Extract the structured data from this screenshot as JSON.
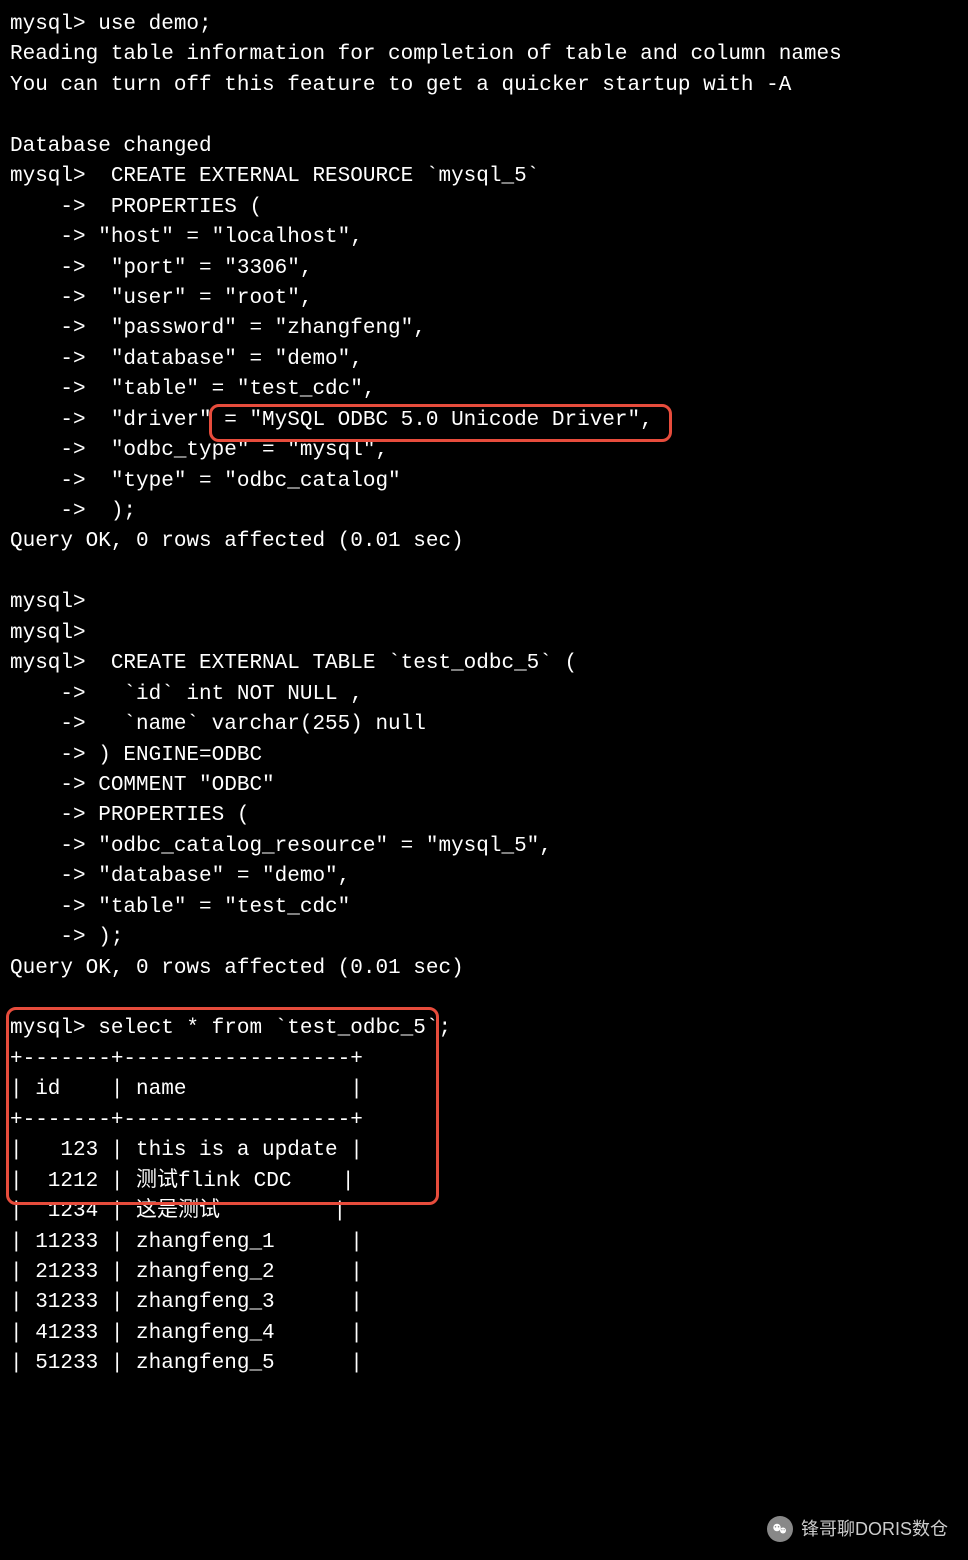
{
  "terminal": {
    "lines": [
      "mysql> use demo;",
      "Reading table information for completion of table and column names",
      "You can turn off this feature to get a quicker startup with -A",
      "",
      "Database changed",
      "mysql>  CREATE EXTERNAL RESOURCE `mysql_5`",
      "    ->  PROPERTIES (",
      "    -> \"host\" = \"localhost\",",
      "    ->  \"port\" = \"3306\",",
      "    ->  \"user\" = \"root\",",
      "    ->  \"password\" = \"zhangfeng\",",
      "    ->  \"database\" = \"demo\",",
      "    ->  \"table\" = \"test_cdc\",",
      "    ->  \"driver\" = \"MySQL ODBC 5.0 Unicode Driver\",",
      "    ->  \"odbc_type\" = \"mysql\",",
      "    ->  \"type\" = \"odbc_catalog\"",
      "    ->  );",
      "Query OK, 0 rows affected (0.01 sec)",
      "",
      "mysql>",
      "mysql>",
      "mysql>  CREATE EXTERNAL TABLE `test_odbc_5` (",
      "    ->   `id` int NOT NULL ,",
      "    ->   `name` varchar(255) null",
      "    -> ) ENGINE=ODBC",
      "    -> COMMENT \"ODBC\"",
      "    -> PROPERTIES (",
      "    -> \"odbc_catalog_resource\" = \"mysql_5\",",
      "    -> \"database\" = \"demo\",",
      "    -> \"table\" = \"test_cdc\"",
      "    -> );",
      "Query OK, 0 rows affected (0.01 sec)",
      "",
      "mysql> select * from `test_odbc_5`;",
      "+-------+------------------+",
      "| id    | name             |",
      "+-------+------------------+",
      "|   123 | this is a update |",
      "|  1212 | 测试flink CDC    |",
      "|  1234 | 这是测试         |",
      "| 11233 | zhangfeng_1      |",
      "| 21233 | zhangfeng_2      |",
      "| 31233 | zhangfeng_3      |",
      "| 41233 | zhangfeng_4      |",
      "| 51233 | zhangfeng_5      |"
    ]
  },
  "table_result": {
    "columns": [
      "id",
      "name"
    ],
    "rows": [
      {
        "id": 123,
        "name": "this is a update"
      },
      {
        "id": 1212,
        "name": "测试flink CDC"
      },
      {
        "id": 1234,
        "name": "这是测试"
      },
      {
        "id": 11233,
        "name": "zhangfeng_1"
      },
      {
        "id": 21233,
        "name": "zhangfeng_2"
      },
      {
        "id": 31233,
        "name": "zhangfeng_3"
      },
      {
        "id": 41233,
        "name": "zhangfeng_4"
      },
      {
        "id": 51233,
        "name": "zhangfeng_5"
      }
    ]
  },
  "watermark": {
    "text": "锋哥聊DORIS数仓"
  },
  "highlights": {
    "driver_value": "\"MySQL ODBC 5.0 Unicode Driver\",",
    "select_query": "select * from `test_odbc_5`;"
  }
}
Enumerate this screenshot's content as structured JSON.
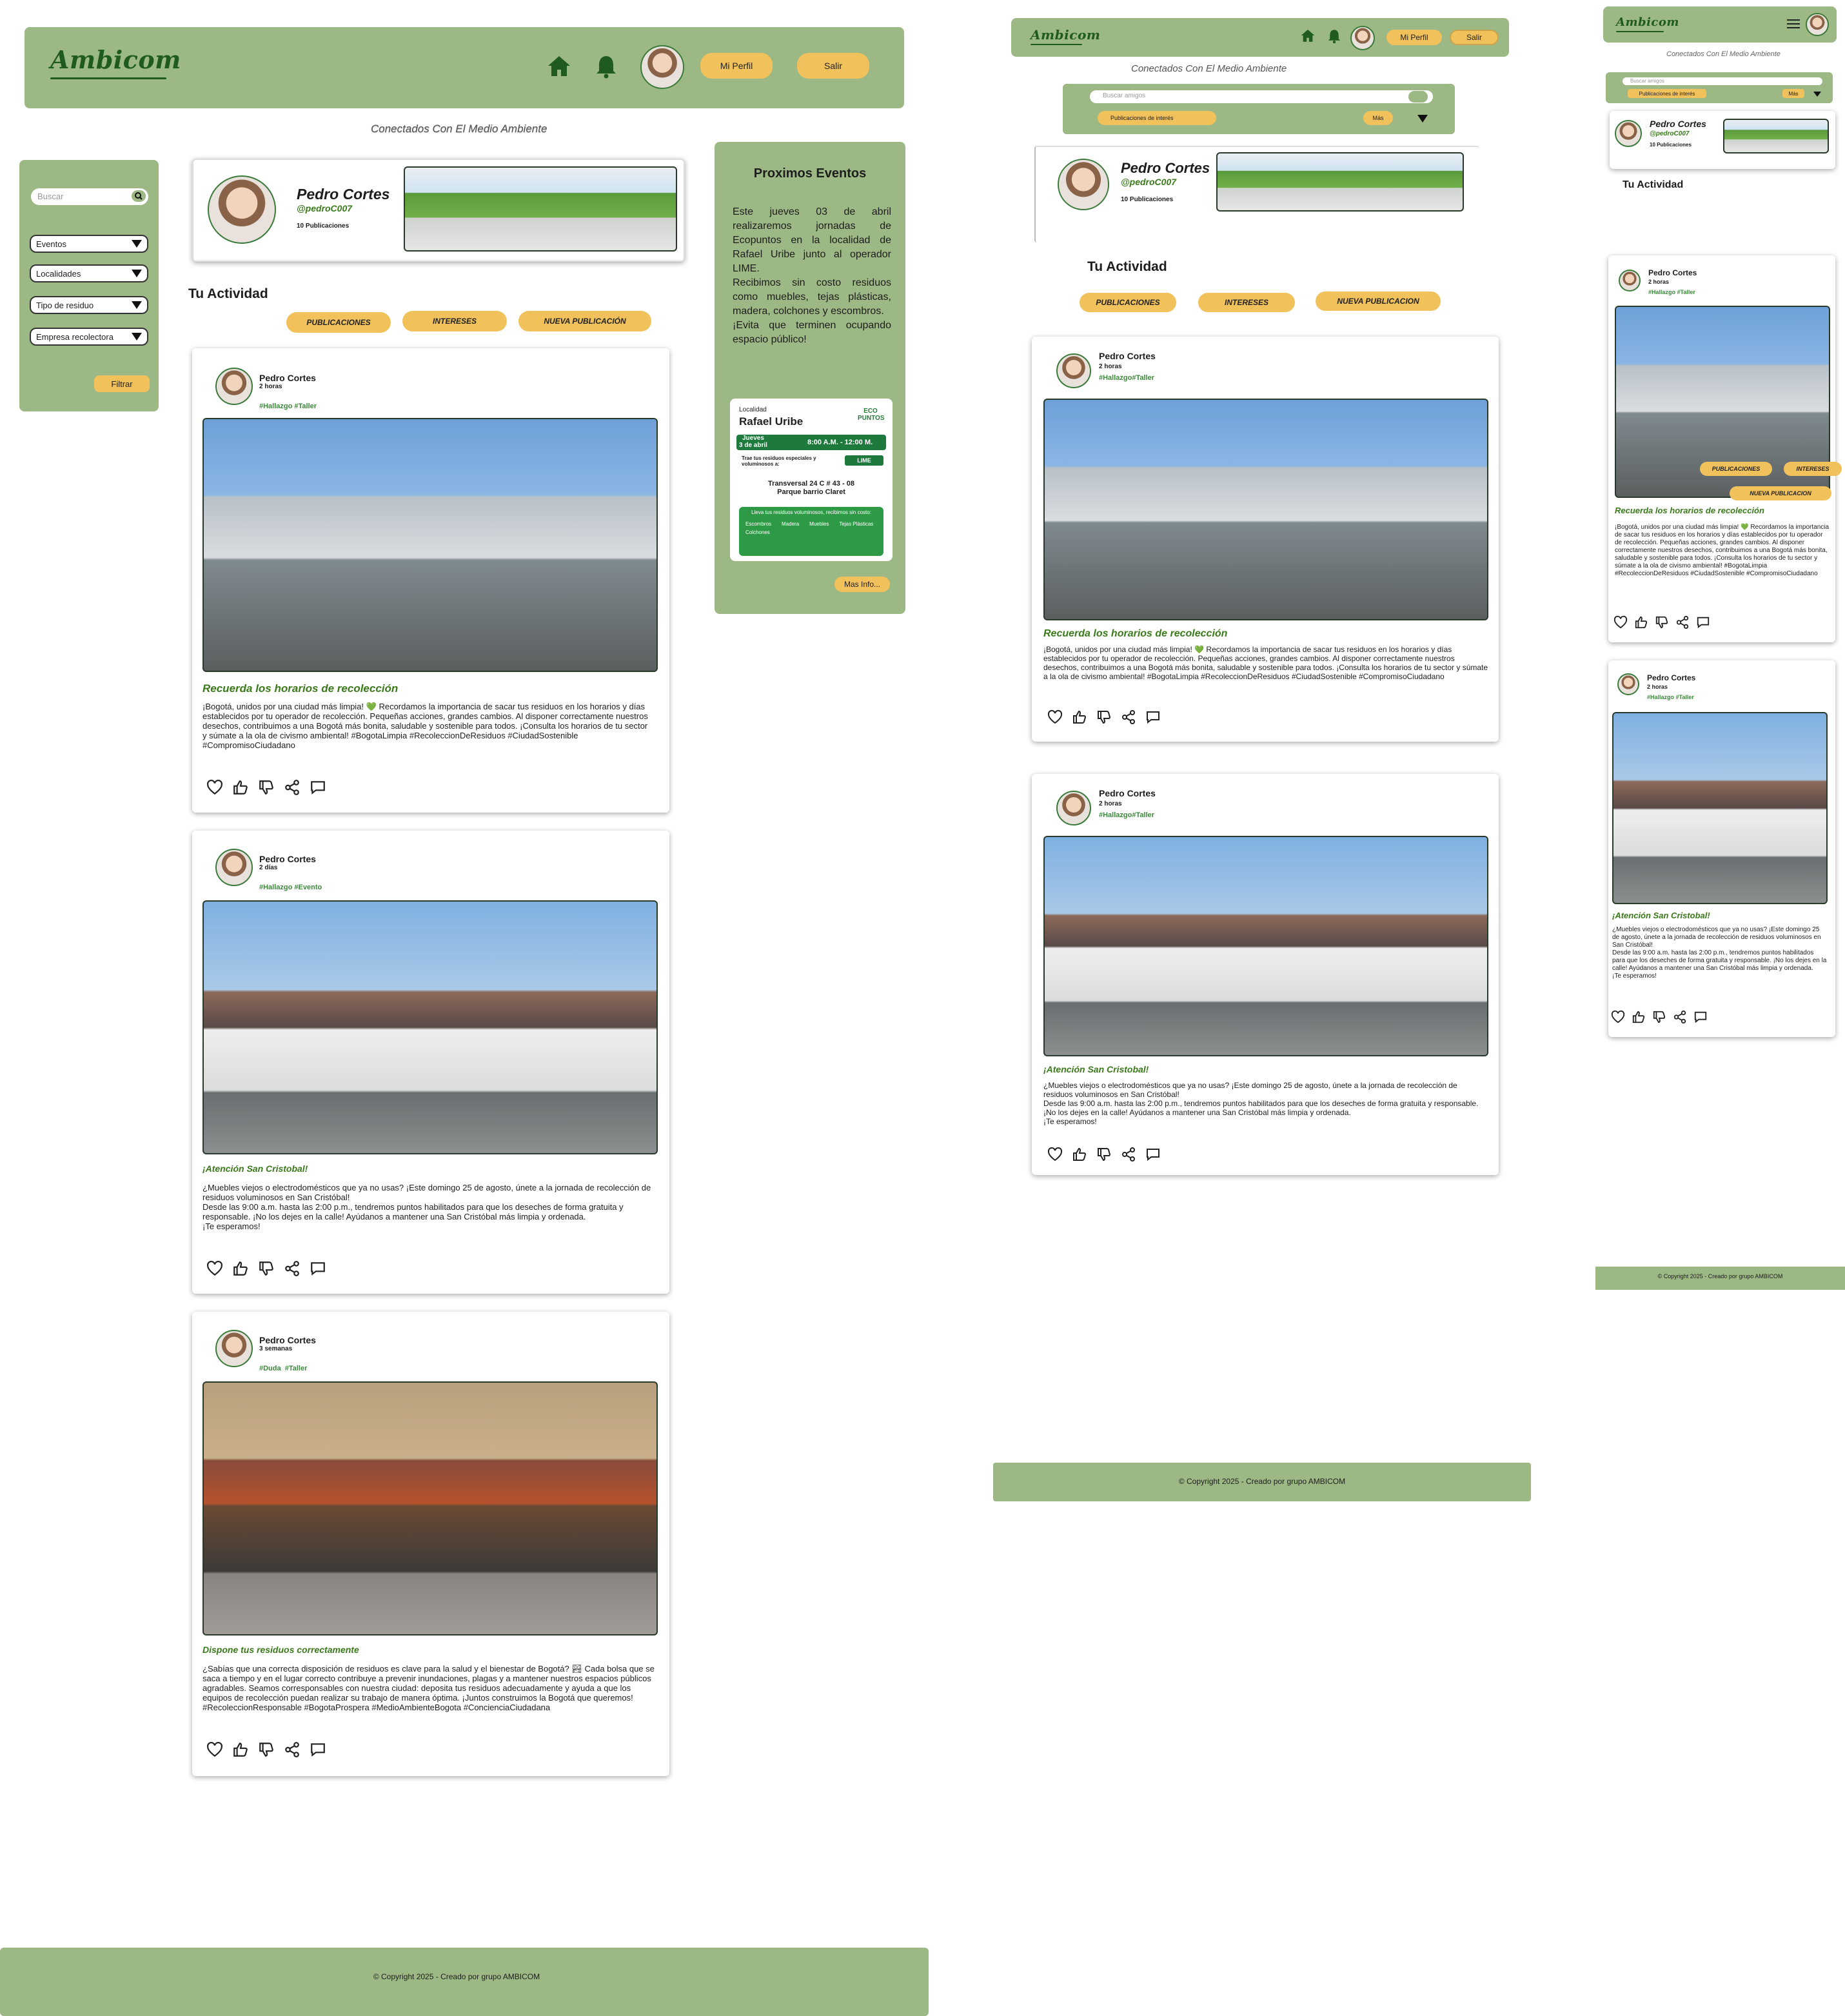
{
  "brand": {
    "logo": "Ambicom",
    "tagline": "Conectados Con El Medio Ambiente"
  },
  "nav": {
    "profile": "Mi Perfil",
    "logout": "Salir",
    "logout_small": "Salir"
  },
  "sidebar": {
    "search_placeholder": "Buscar",
    "filters": [
      "Eventos",
      "Localidades",
      "Tipo de residuo",
      "Empresa recolectora"
    ],
    "filter_button": "Filtrar"
  },
  "profile": {
    "name": "Pedro Cortes",
    "handle": "@pedroC007",
    "posts": "10 Publicaciones"
  },
  "activity": {
    "title": "Tu Actividad",
    "tabs": [
      "PUBLICACIONES",
      "INTERESES",
      "NUEVA PUBLICACIÓN"
    ],
    "tabs_tablet": [
      "PUBLICACIONES",
      "INTERESES",
      "NUEVA PUBLICACION"
    ]
  },
  "events": {
    "title": "Proximos Eventos",
    "body": "Este jueves 03 de abril realizaremos jornadas de Ecopuntos en la localidad de Rafael Uribe junto al operador LIME.\nRecibimos sin costo residuos como muebles, tejas plásticas, madera, colchones y escombros.\n¡Evita que terminen ocupando espacio público!",
    "flyer": {
      "locality_label": "Localidad",
      "locality": "Rafael Uribe",
      "brand": "ECO PUNTOS",
      "day": "Jueves",
      "date": "3 de abril",
      "hours": "8:00 A.M. - 12:00 M.",
      "note": "Trae tus residuos especiales y voluminosos a:",
      "operator": "LIME",
      "address": "Transversal 24 C # 43 - 08",
      "place": "Parque barrio Claret",
      "banner": "Lleva tus residuos voluminosos, recibimos sin costo:",
      "items": [
        "Escombros",
        "Madera",
        "Muebles",
        "Tejas Plásticas",
        "Colchones"
      ]
    },
    "more": "Mas Info..."
  },
  "posts": [
    {
      "author": "Pedro Cortes",
      "time": "2 horas",
      "tags": "#Hallazgo #Taller",
      "tags_tablet": "#Hallazgo#Taller",
      "title": "Recuerda los horarios de recolección",
      "body": "¡Bogotá, unidos por una ciudad más limpia! 💚 Recordamos la importancia de sacar tus residuos en los horarios y días establecidos por tu operador de recolección. Pequeñas acciones, grandes cambios. Al disponer correctamente nuestros desechos, contribuimos a una Bogotá más bonita, saludable y sostenible para todos. ¡Consulta los horarios de tu sector y súmate a la ola de civismo ambiental! #BogotaLimpia #RecoleccionDeResiduos #CiudadSostenible #CompromisoCiudadano"
    },
    {
      "author": "Pedro Cortes",
      "time": "2 días",
      "tags": "#Hallazgo #Evento",
      "tags_tablet": "#Hallazgo #Taller",
      "title": "¡Atención San Cristobal!",
      "body": "¿Muebles viejos o electrodomésticos que ya no usas? ¡Este domingo 25 de agosto, únete a la jornada de recolección de residuos voluminosos en San Cristóbal!\nDesde las 9:00 a.m. hasta las 2:00 p.m., tendremos puntos habilitados para que los deseches de forma gratuita y responsable. ¡No los dejes en la calle! Ayúdanos a mantener una San Cristóbal más limpia y ordenada.\n¡Te esperamos!"
    },
    {
      "author": "Pedro Cortes",
      "time": "3 semanas",
      "tags": "#Duda  #Taller",
      "title": "Dispone tus residuos correctamente",
      "body": "¿Sabías que una correcta disposición de residuos es clave para la salud y el bienestar de Bogotá? 🏞 Cada bolsa que se saca a tiempo y en el lugar correcto contribuye a prevenir inundaciones, plagas y a mantener nuestros espacios públicos agradables. Seamos corresponsables con nuestra ciudad: deposita tus residuos adecuadamente y ayuda a que los equipos de recolección puedan realizar su trabajo de manera óptima. ¡Juntos construimos la Bogotá que queremos! #RecoleccionResponsable #BogotaProspera #MedioAmbienteBogota #ConcienciaCiudadana"
    }
  ],
  "tablet": {
    "search_placeholder": "Buscar amigos",
    "interests": "Publicaciones de interés",
    "more": "Más"
  },
  "mobile": {
    "search_placeholder": "Buscar amigos",
    "interests": "Publicaciones de interés",
    "more": "Más"
  },
  "footer": {
    "copyright": "© Copyright 2025 - Creado por grupo AMBICOM"
  },
  "colors": {
    "brand_green": "#9cb884",
    "accent_yellow": "#f1c15c",
    "text_green": "#3a7a1a"
  }
}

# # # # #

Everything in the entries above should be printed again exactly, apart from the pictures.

OUTPUT BELOW>
Extract the structured data from this screenshot as JSON.
{
  "terminal": {
    "lines": [
      "mysql> use demo;",
      "Reading table information for completion of table and column names",
      "You can turn off this feature to get a quicker startup with -A",
      "",
      "Database changed",
      "mysql>  CREATE EXTERNAL RESOURCE `mysql_5`",
      "    ->  PROPERTIES (",
      "    -> \"host\" = \"localhost\",",
      "    ->  \"port\" = \"3306\",",
      "    ->  \"user\" = \"root\",",
      "    ->  \"password\" = \"zhangfeng\",",
      "    ->  \"database\" = \"demo\",",
      "    ->  \"table\" = \"test_cdc\",",
      "    ->  \"driver\" = \"MySQL ODBC 5.0 Unicode Driver\",",
      "    ->  \"odbc_type\" = \"mysql\",",
      "    ->  \"type\" = \"odbc_catalog\"",
      "    ->  );",
      "Query OK, 0 rows affected (0.01 sec)",
      "",
      "mysql>",
      "mysql>",
      "mysql>  CREATE EXTERNAL TABLE `test_odbc_5` (",
      "    ->   `id` int NOT NULL ,",
      "    ->   `name` varchar(255) null",
      "    -> ) ENGINE=ODBC",
      "    -> COMMENT \"ODBC\"",
      "    -> PROPERTIES (",
      "    -> \"odbc_catalog_resource\" = \"mysql_5\",",
      "    -> \"database\" = \"demo\",",
      "    -> \"table\" = \"test_cdc\"",
      "    -> );",
      "Query OK, 0 rows affected (0.01 sec)",
      "",
      "mysql> select * from `test_odbc_5`;",
      "+-------+------------------+",
      "| id    | name             |",
      "+-------+------------------+",
      "|   123 | this is a update |",
      "|  1212 | 测试flink CDC    |",
      "|  1234 | 这是测试         |",
      "| 11233 | zhangfeng_1      |",
      "| 21233 | zhangfeng_2      |",
      "| 31233 | zhangfeng_3      |",
      "| 41233 | zhangfeng_4      |",
      "| 51233 | zhangfeng_5      |"
    ]
  },
  "table_result": {
    "columns": [
      "id",
      "name"
    ],
    "rows": [
      {
        "id": 123,
        "name": "this is a update"
      },
      {
        "id": 1212,
        "name": "测试flink CDC"
      },
      {
        "id": 1234,
        "name": "这是测试"
      },
      {
        "id": 11233,
        "name": "zhangfeng_1"
      },
      {
        "id": 21233,
        "name": "zhangfeng_2"
      },
      {
        "id": 31233,
        "name": "zhangfeng_3"
      },
      {
        "id": 41233,
        "name": "zhangfeng_4"
      },
      {
        "id": 51233,
        "name": "zhangfeng_5"
      }
    ]
  },
  "watermark": {
    "text": "锋哥聊DORIS数仓"
  },
  "highlights": {
    "driver_value": "\"MySQL ODBC 5.0 Unicode Driver\",",
    "select_query": "select * from `test_odbc_5`;"
  }
}
Enumerate this screenshot's content as structured JSON.
{
  "brand": {
    "logo": "Ambicom",
    "tagline": "Conectados Con El Medio Ambiente"
  },
  "nav": {
    "profile": "Mi Perfil",
    "logout": "Salir",
    "logout_small": "Salir"
  },
  "sidebar": {
    "search_placeholder": "Buscar",
    "filters": [
      "Eventos",
      "Localidades",
      "Tipo de residuo",
      "Empresa recolectora"
    ],
    "filter_button": "Filtrar"
  },
  "profile": {
    "name": "Pedro Cortes",
    "handle": "@pedroC007",
    "posts": "10 Publicaciones"
  },
  "activity": {
    "title": "Tu Actividad",
    "tabs": [
      "PUBLICACIONES",
      "INTERESES",
      "NUEVA PUBLICACIÓN"
    ],
    "tabs_tablet": [
      "PUBLICACIONES",
      "INTERESES",
      "NUEVA PUBLICACION"
    ]
  },
  "events": {
    "title": "Proximos Eventos",
    "body": "Este jueves 03 de abril realizaremos jornadas de Ecopuntos en la localidad de Rafael Uribe junto al operador LIME.\nRecibimos sin costo residuos como muebles, tejas plásticas, madera, colchones y escombros.\n¡Evita que terminen ocupando espacio público!",
    "flyer": {
      "locality_label": "Localidad",
      "locality": "Rafael Uribe",
      "brand": "ECO PUNTOS",
      "day": "Jueves",
      "date": "3 de abril",
      "hours": "8:00 A.M. - 12:00 M.",
      "note": "Trae tus residuos especiales y voluminosos a:",
      "operator": "LIME",
      "address": "Transversal 24 C # 43 - 08",
      "place": "Parque barrio Claret",
      "banner": "Lleva tus residuos voluminosos, recibimos sin costo:",
      "items": [
        "Escombros",
        "Madera",
        "Muebles",
        "Tejas Plásticas",
        "Colchones"
      ]
    },
    "more": "Mas Info..."
  },
  "posts": [
    {
      "author": "Pedro Cortes",
      "time": "2 horas",
      "tags": "#Hallazgo #Taller",
      "tags_tablet": "#Hallazgo#Taller",
      "title": "Recuerda los horarios de recolección",
      "body": "¡Bogotá, unidos por una ciudad más limpia! 💚 Recordamos la importancia de sacar tus residuos en los horarios y días establecidos por tu operador de recolección. Pequeñas acciones, grandes cambios. Al disponer correctamente nuestros desechos, contribuimos a una Bogotá más bonita, saludable y sostenible para todos. ¡Consulta los horarios de tu sector y súmate a la ola de civismo ambiental! #BogotaLimpia #RecoleccionDeResiduos #CiudadSostenible #CompromisoCiudadano"
    },
    {
      "author": "Pedro Cortes",
      "time": "2 días",
      "tags": "#Hallazgo #Evento",
      "tags_tablet": "#Hallazgo #Taller",
      "title": "¡Atención San Cristobal!",
      "body": "¿Muebles viejos o electrodomésticos que ya no usas? ¡Este domingo 25 de agosto, únete a la jornada de recolección de residuos voluminosos en San Cristóbal!\nDesde las 9:00 a.m. hasta las 2:00 p.m., tendremos puntos habilitados para que los deseches de forma gratuita y responsable. ¡No los dejes en la calle! Ayúdanos a mantener una San Cristóbal más limpia y ordenada.\n¡Te esperamos!"
    },
    {
      "author": "Pedro Cortes",
      "time": "3 semanas",
      "tags": "#Duda  #Taller",
      "title": "Dispone tus residuos correctamente",
      "body": "¿Sabías que una correcta disposición de residuos es clave para la salud y el bienestar de Bogotá? 🏞 Cada bolsa que se saca a tiempo y en el lugar correcto contribuye a prevenir inundaciones, plagas y a mantener nuestros espacios públicos agradables. Seamos corresponsables con nuestra ciudad: deposita tus residuos adecuadamente y ayuda a que los equipos de recolección puedan realizar su trabajo de manera óptima. ¡Juntos construimos la Bogotá que queremos! #RecoleccionResponsable #BogotaProspera #MedioAmbienteBogota #ConcienciaCiudadana"
    }
  ],
  "tablet": {
    "search_placeholder": "Buscar amigos",
    "interests": "Publicaciones de interés",
    "more": "Más"
  },
  "mobile": {
    "search_placeholder": "Buscar amigos",
    "interests": "Publicaciones de interés",
    "more": "Más"
  },
  "footer": {
    "copyright": "© Copyright 2025 - Creado por grupo AMBICOM"
  },
  "colors": {
    "brand_green": "#9cb884",
    "accent_yellow": "#f1c15c",
    "text_green": "#3a7a1a"
  }
}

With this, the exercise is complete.